  • It occurred to me that we live in a lunatic world where the only way to maintain peace is to have an enormous war-making machine.

  • Love at a distance may be poignant; it is also idealized. Contact, more than separation, is the test of attachment.

  • The very fact that we make such a to-do over golden weddings indicates our amazement at human endurance. The celebration is more in the nature of a reward for stamina.

  • Some objects and events may be photographed, others, if one is to render their true quality, should be painted or set to music, since their essence is more faithfully reproduced through imagination than by the journalistic report.

  • Mrs. Honeywell was a reader, but those publishing houses demanding intellectual cooperation from the customers were not her field.

  • Second fiddle is better than no music at all.

  • ... everything you experience is what constitutes you as a human being, but the experience passes away and the person's left. The person is the residue.

  • On the whole, I haven't found men unduly loath to say, 'I love you.' The real trick is to get them to say, 'Will you marry me?'

    • Ilka Chase,
    • in This Week ()
  • To me travel is a triple delight: anticipation, performance, and recollection.

  • Travel may be uncomfortable; it may be downright painful or dangerous, tedious or fatiguing; one may encounter climates that depress, freeze, or suffocate, foods than sicken, and bugs that bite, and the hotel doesn't exist that shelters one as felicitously as one's own home, but the traveler born is stimulated rather than deterred by hardship and the unexpected, and it is rare indeed that he regrets a journey into the unknown or a return visit to the foreign but familiar and beloved.

  • Like building a house, travel always costs more than you estimate.

  • I suppose anyone who has ever written a travel book has had the experience of being accosted by a reader with blood in his eye and a lawsuit in his voice.

  • Believe me, nothing is so calculated to lose you audience sympathy as too many tears. Move your listeners all you can but let them do the crying.

  • When traveling abroad if you see something you yearn for if you can afford it at all, buy it. If you don't you'll regret it all your life.

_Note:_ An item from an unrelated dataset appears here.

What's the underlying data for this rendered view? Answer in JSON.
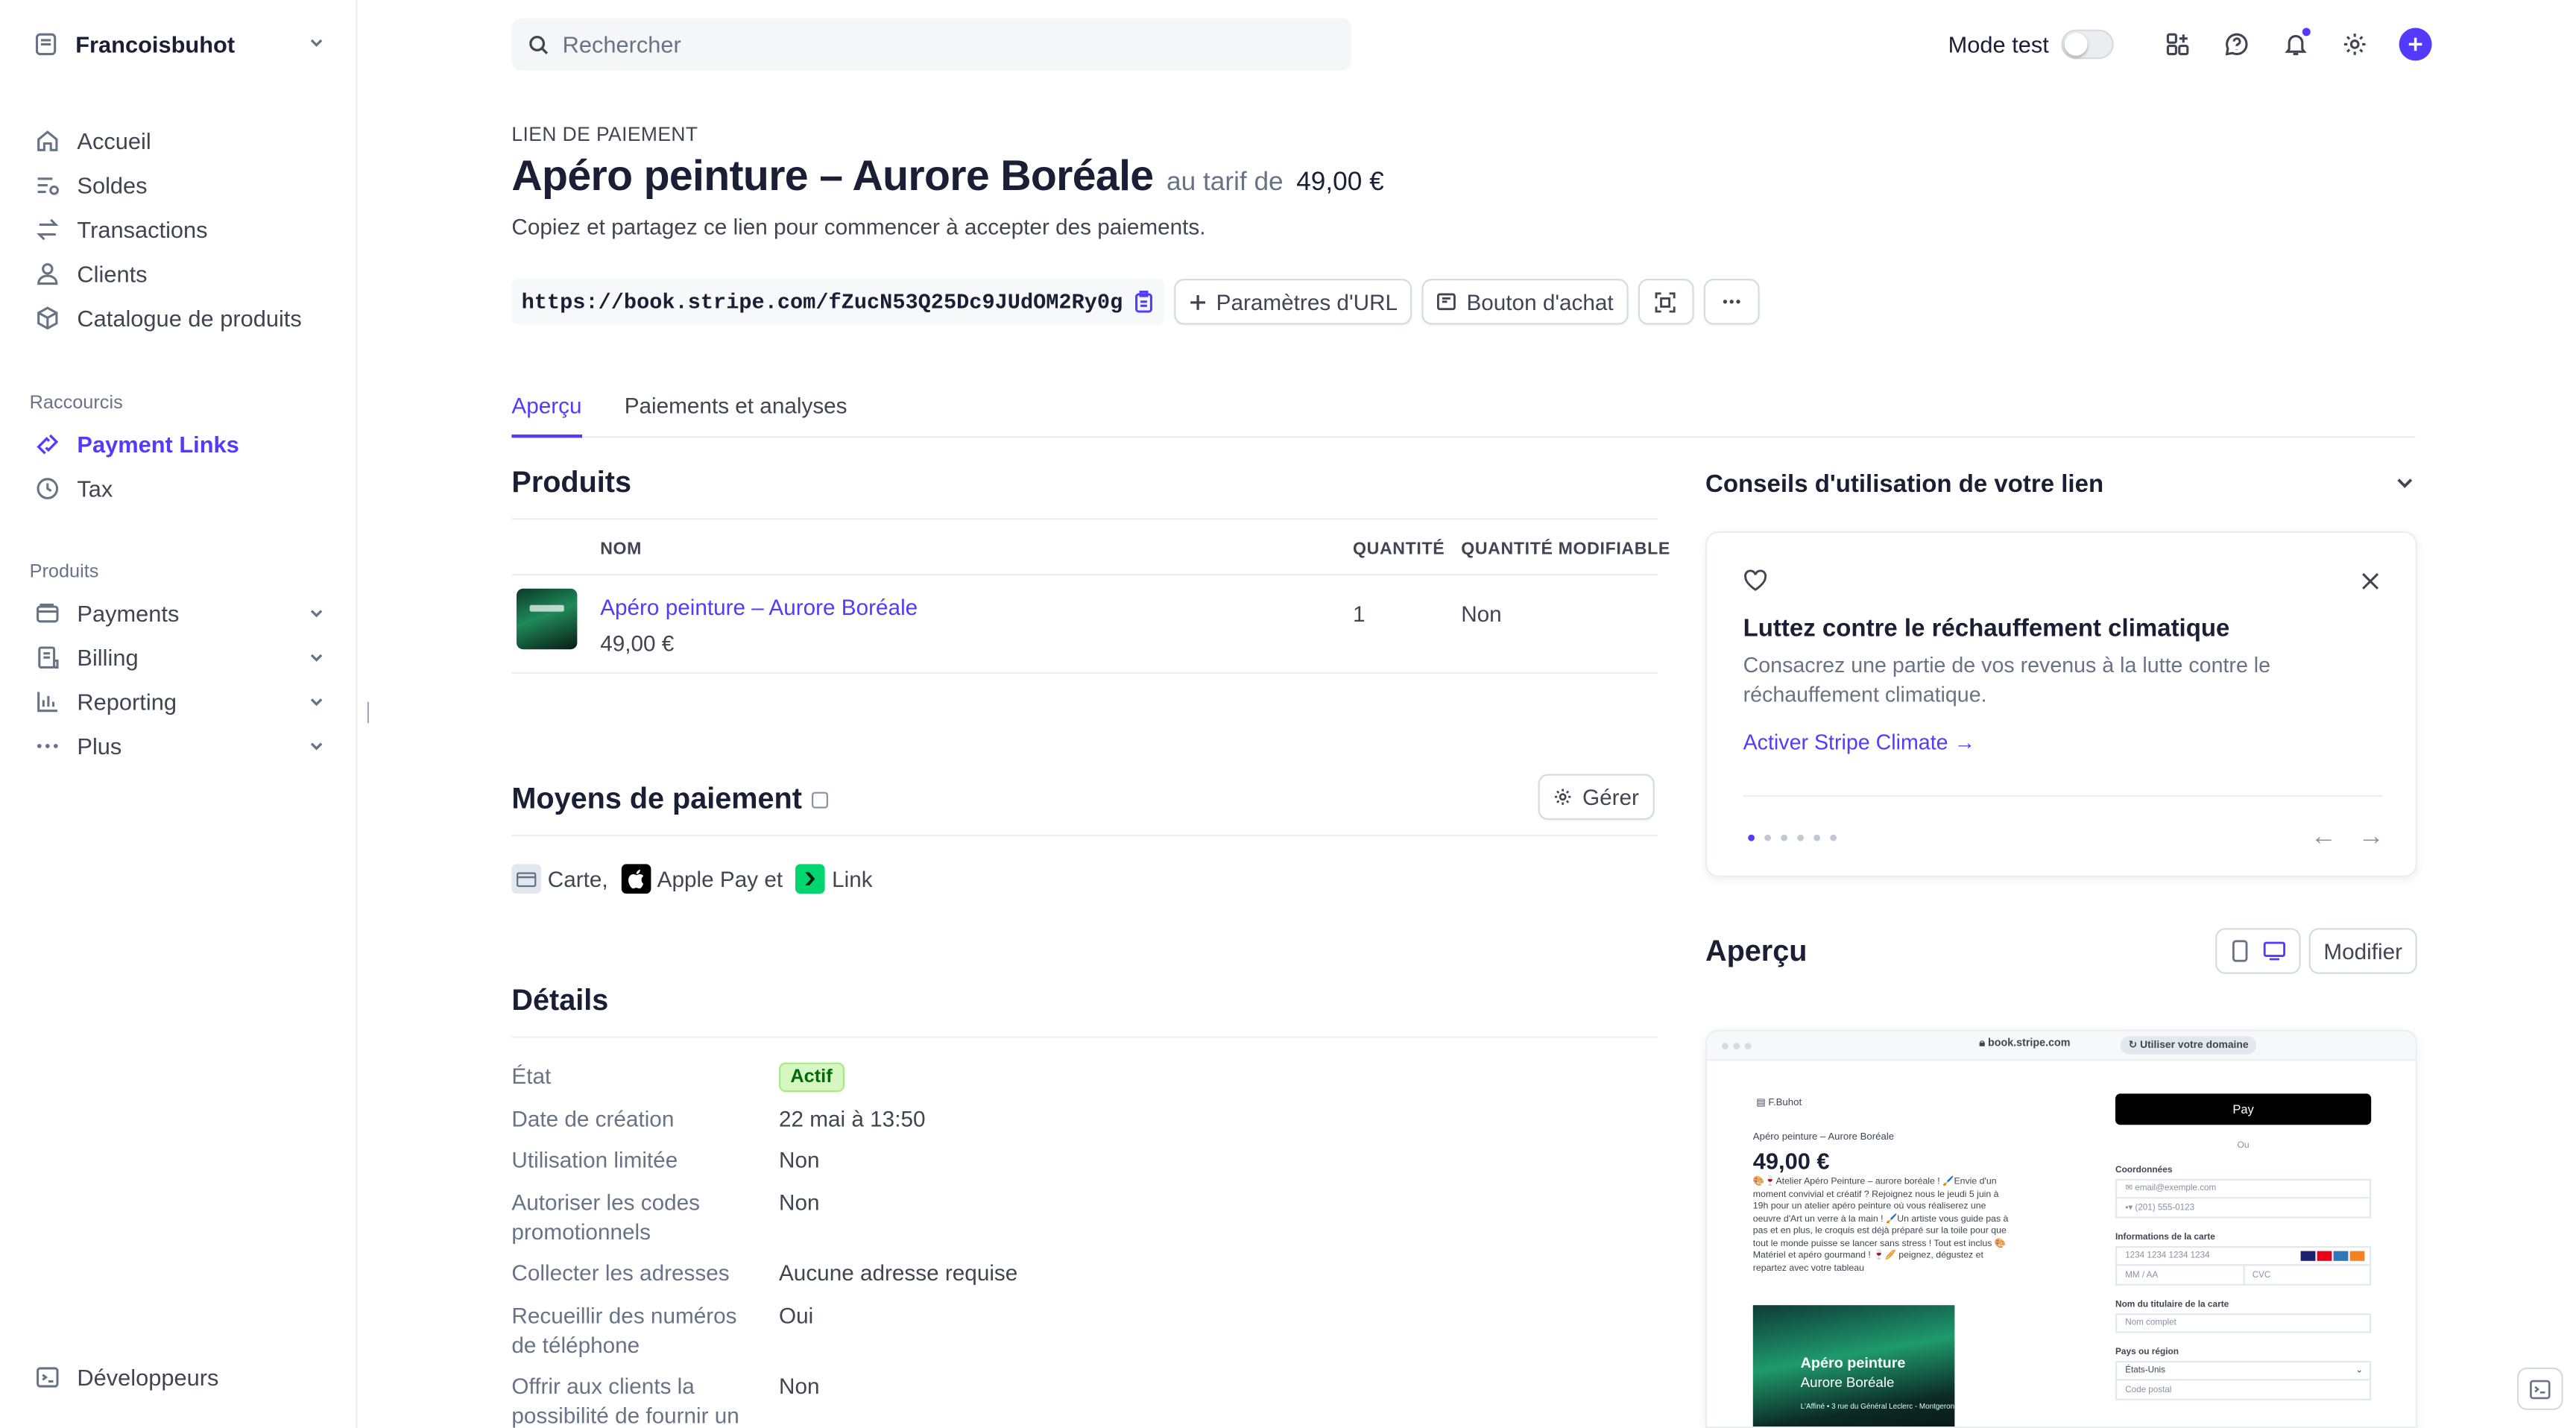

  • That is what is so marvelous about Europe; the people long ago learned that space and beauty and quiet refuges in a great city, where children may play and old people sit in the sun, are of far more value to the inhabitants than real estate taxes and contractors' greed.

  • Among famous traitors of history one might mention the weather.

  • There are three things the prospective traveler to Russia does well to bear in mind. One: It is their country. Two: Most foreigners are profoundly relieved that this is so. Three: You don't have to go.

  • Keeping your coat on indoors in Russia, no matter how public the place, is far worse than keeping your hat on as the flag goes by. It is worse than going into a Catholic church in Spain with your upper arms bare. It is worse than telling a mother her baby bores you.

  • When he said we were trying to make a fool of him, I could only murmur that the Creator had beaten us to it.

    • Ilka Chase,
    • in Jilly Cooper and Tom Hartman, eds., Violets and Vinegar ()
  • Next to a good meal and possibly a long night's sleep the greatest morale builder, as far as women are concerned, is clothes.

    • Ilka Chase,
    • "Why Women Dress Up," The New York Times Magazine ()
  • She never had a proposal, only propositions.

    • Ilka Chase
  • Prolonged statistics are a lethal dose, which if it does not kill will certainly dispel your audience.

    • Ilka Chase
  • It is usually when men are at their most religious that they behave with the least sense and the greatest cruelty.

    • Ilka Chase
  • You can always spot a well-informed man — his views are the same as yours.

    • Ilka Chase

Ilka Chase, U.S. writer, actor, radio/TV personality

(1900 - 1978)

Full name: Ilka Chase Murray Brown.